This Mexican export model was different from the Mexican home market Beetle in several detail respects including having the familiar (to European owners) 1200 cc 34 PS DIN instead of the home market 1600cc 50 PS DIN unit. Outwardly the cars looked very similar indeed to the 1976 – 1978 European production 1200L’s. The main external differences being that they retained the engine lids from the home market 1600cc model having the European style four sets of air intake louvres until July 1981 (for the 1982 model year onwards).
For the 1982 model year through to the 1985 model year these Mexican imports were fitted with the plain, unvented lids traditionally seen on 1200cc Beetles. Other minor external differences included the fitting of chrome trimmed running boards and the fact that the cars had plain, smooth surfaced, rear valance panels below the engine lid and between the rear wings rather than the style of panel fitted to all late series European Beetles that had a humped shape panel designed to accommodate models fitted with emission control exhaust system.
The officially unpredicted upturn in European sales of new Beetles immediately post 1978 prompted the release of what is arguably the most orchestrated series of SEBs. Unlike the European production SEBs the Mexican imports did not draw on particularly special paint colours, although several of the editions were released in the first year a particular colour was included in Volkswagen paint charts. The colours were however different from the normal series colours the Mexican Beetles were available for Europe in. The paint colours were tastefully complemented by unique interior colours and on most editions bodywork trim in the form of motif lining and/or badging.
Wheel treatment on all but the 1985 50Jahr edition were standard, not sports, but made special by use of body matching/complementing paint finishes and on some editions addition of trim rings.
In terms of historical documentation some of the best SEB sales literature ever produced by Volkswagenwerke was published for most of these editions.
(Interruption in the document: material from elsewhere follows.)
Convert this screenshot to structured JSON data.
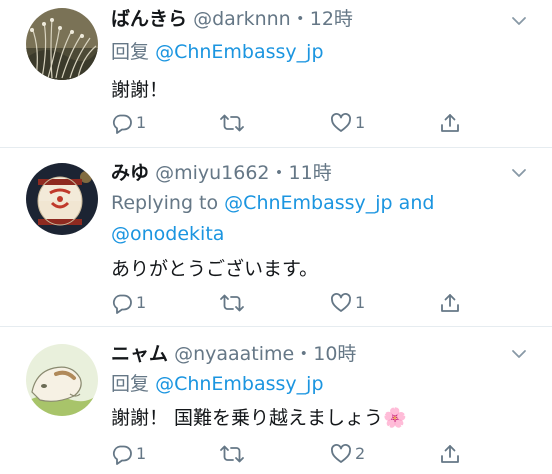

Consistent with many of the brochures produced for other special edition Volkswagens of the period (Golfs etc., ) the four page brochures were lavishly illustrated with factory studio photographs of whole car and detail shots and very much carried corporate image feel that associated them with the literature produced for the normal series production ranges.
In terms of Volkswagen production history the 50Jahr edition was a landmark edition in several respects and planned to coincide not only with the cessation of (official) sales of new Beetles in Europe but with the extensive celebrations held in Wolfsburg in October 1985 to celebrate the 50th anniversary of the Beetle.
Interestingly the Mexican SEBs imported into Europe 1981–1985 (1986, 2004) have become almost as popular as subjects in model manufactures catalogues as the preceding era of European produced SEBs.
Copyright Stephen Paul Hardy